[STORED DATA Boundary: Start]

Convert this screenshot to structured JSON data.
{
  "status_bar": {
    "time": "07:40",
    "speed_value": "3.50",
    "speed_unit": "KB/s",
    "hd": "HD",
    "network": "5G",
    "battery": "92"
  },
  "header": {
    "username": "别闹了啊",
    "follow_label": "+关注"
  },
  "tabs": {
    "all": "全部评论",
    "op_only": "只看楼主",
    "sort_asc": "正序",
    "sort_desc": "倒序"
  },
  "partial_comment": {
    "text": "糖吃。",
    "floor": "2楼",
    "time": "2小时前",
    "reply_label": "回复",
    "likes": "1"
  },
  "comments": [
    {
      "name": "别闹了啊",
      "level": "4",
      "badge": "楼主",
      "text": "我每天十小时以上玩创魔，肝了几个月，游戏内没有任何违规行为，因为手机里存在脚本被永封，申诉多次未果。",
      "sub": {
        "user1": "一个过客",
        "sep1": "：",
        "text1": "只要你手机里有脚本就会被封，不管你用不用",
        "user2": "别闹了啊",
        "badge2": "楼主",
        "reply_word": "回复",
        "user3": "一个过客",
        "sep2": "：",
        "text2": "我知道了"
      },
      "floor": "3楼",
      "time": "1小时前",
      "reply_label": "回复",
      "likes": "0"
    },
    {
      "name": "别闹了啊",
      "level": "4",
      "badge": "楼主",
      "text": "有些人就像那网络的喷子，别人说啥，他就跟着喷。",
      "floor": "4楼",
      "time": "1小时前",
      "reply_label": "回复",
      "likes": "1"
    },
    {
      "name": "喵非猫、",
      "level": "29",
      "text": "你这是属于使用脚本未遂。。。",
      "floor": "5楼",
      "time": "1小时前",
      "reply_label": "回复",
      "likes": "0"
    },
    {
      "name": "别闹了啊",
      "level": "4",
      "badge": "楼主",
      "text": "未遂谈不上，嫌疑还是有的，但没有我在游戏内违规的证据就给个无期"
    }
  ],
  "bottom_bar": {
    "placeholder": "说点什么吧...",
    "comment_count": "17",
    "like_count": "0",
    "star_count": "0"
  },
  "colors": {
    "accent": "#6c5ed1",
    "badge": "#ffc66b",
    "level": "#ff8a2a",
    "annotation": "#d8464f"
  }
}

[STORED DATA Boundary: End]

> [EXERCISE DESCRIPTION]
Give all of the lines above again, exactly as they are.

> [FINAL ANSWER]
Convert this screenshot to structured JSON data.
{
  "status_bar": {
    "time": "07:40",
    "speed_value": "3.50",
    "speed_unit": "KB/s",
    "hd": "HD",
    "network": "5G",
    "battery": "92"
  },
  "header": {
    "username": "别闹了啊",
    "follow_label": "+关注"
  },
  "tabs": {
    "all": "全部评论",
    "op_only": "只看楼主",
    "sort_asc": "正序",
    "sort_desc": "倒序"
  },
  "partial_comment": {
    "text": "糖吃。",
    "floor": "2楼",
    "time": "2小时前",
    "reply_label": "回复",
    "likes": "1"
  },
  "comments": [
    {
      "name": "别闹了啊",
      "level": "4",
      "badge": "楼主",
      "text": "我每天十小时以上玩创魔，肝了几个月，游戏内没有任何违规行为，因为手机里存在脚本被永封，申诉多次未果。",
      "sub": {
        "user1": "一个过客",
        "sep1": "：",
        "text1": "只要你手机里有脚本就会被封，不管你用不用",
        "user2": "别闹了啊",
        "badge2": "楼主",
        "reply_word": "回复",
        "user3": "一个过客",
        "sep2": "：",
        "text2": "我知道了"
      },
      "floor": "3楼",
      "time": "1小时前",
      "reply_label": "回复",
      "likes": "0"
    },
    {
      "name": "别闹了啊",
      "level": "4",
      "badge": "楼主",
      "text": "有些人就像那网络的喷子，别人说啥，他就跟着喷。",
      "floor": "4楼",
      "time": "1小时前",
      "reply_label": "回复",
      "likes": "1"
    },
    {
      "name": "喵非猫、",
      "level": "29",
      "text": "你这是属于使用脚本未遂。。。",
      "floor": "5楼",
      "time": "1小时前",
      "reply_label": "回复",
      "likes": "0"
    },
    {
      "name": "别闹了啊",
      "level": "4",
      "badge": "楼主",
      "text": "未遂谈不上，嫌疑还是有的，但没有我在游戏内违规的证据就给个无期"
    }
  ],
  "bottom_bar": {
    "placeholder": "说点什么吧...",
    "comment_count": "17",
    "like_count": "0",
    "star_count": "0"
  },
  "colors": {
    "accent": "#6c5ed1",
    "badge": "#ffc66b",
    "level": "#ff8a2a",
    "annotation": "#d8464f"
  }
}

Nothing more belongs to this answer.